Madagascar tree boa
A female Madagascar tree boa is ovoviviparous. It does not lay its eggs. It keeps them and incubates them within its own body and the babies are born live.
A single female can give birth to up to 12 young at a time, each about 38 cm in length.
When a female is carrying eggs, its skin colour darkens. This adaptation provides increased heat absorption for the developing young.
After giving birth, the colour returns to normal as soon as it next sheds its skin. The newly born babies are a bright red, probably as a warning to predators.
The Madagascar tree boa's body length can be up to 160 centimetres.
You can view this snake in the zoo’s Reptile House.

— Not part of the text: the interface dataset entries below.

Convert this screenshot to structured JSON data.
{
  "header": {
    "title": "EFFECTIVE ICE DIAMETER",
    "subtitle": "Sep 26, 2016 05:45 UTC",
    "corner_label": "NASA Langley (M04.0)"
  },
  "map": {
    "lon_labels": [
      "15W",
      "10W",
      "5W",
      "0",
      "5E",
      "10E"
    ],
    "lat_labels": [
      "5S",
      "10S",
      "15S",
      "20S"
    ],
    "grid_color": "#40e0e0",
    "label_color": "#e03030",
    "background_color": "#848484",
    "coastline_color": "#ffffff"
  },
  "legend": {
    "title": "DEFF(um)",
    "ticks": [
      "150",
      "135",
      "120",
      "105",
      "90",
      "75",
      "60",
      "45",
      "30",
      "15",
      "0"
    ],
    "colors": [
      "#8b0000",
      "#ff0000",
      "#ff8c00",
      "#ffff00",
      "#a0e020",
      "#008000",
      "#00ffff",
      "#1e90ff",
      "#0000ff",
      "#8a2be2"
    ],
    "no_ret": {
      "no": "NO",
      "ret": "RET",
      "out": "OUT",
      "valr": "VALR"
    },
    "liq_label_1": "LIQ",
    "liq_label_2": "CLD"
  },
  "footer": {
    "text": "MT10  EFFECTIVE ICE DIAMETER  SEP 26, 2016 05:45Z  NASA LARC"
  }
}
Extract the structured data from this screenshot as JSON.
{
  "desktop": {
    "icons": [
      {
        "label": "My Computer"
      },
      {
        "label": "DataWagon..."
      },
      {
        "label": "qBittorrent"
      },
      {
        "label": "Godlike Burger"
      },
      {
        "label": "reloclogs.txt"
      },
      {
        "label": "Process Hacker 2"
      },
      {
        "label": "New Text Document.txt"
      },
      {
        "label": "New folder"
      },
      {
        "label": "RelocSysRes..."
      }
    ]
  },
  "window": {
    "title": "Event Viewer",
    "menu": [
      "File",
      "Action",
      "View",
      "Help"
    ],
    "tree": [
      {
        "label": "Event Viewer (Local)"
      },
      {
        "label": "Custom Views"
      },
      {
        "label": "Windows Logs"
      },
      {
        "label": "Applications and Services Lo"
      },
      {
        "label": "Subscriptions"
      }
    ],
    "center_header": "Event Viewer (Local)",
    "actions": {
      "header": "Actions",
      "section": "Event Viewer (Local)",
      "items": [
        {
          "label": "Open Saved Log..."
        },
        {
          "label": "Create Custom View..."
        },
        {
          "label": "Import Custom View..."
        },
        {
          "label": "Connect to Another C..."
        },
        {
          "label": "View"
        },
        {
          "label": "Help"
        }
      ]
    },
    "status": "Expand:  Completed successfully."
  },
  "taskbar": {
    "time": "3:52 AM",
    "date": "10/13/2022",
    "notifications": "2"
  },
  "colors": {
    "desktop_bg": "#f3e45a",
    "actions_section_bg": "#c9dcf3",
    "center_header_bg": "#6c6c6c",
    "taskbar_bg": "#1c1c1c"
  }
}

The IUCN status of the Madagascar tree boa is least concern.
For more info on classifications visit www.iucnredlist.org.
Not facing risk of extinction but is threatened by habitat destruction through mining, and the illegal pet trade.
Forest and rainforest – in north and west Madagascar, in trees by streams, rivers, ponds and swamps
Carnivore – eats small mammals and birds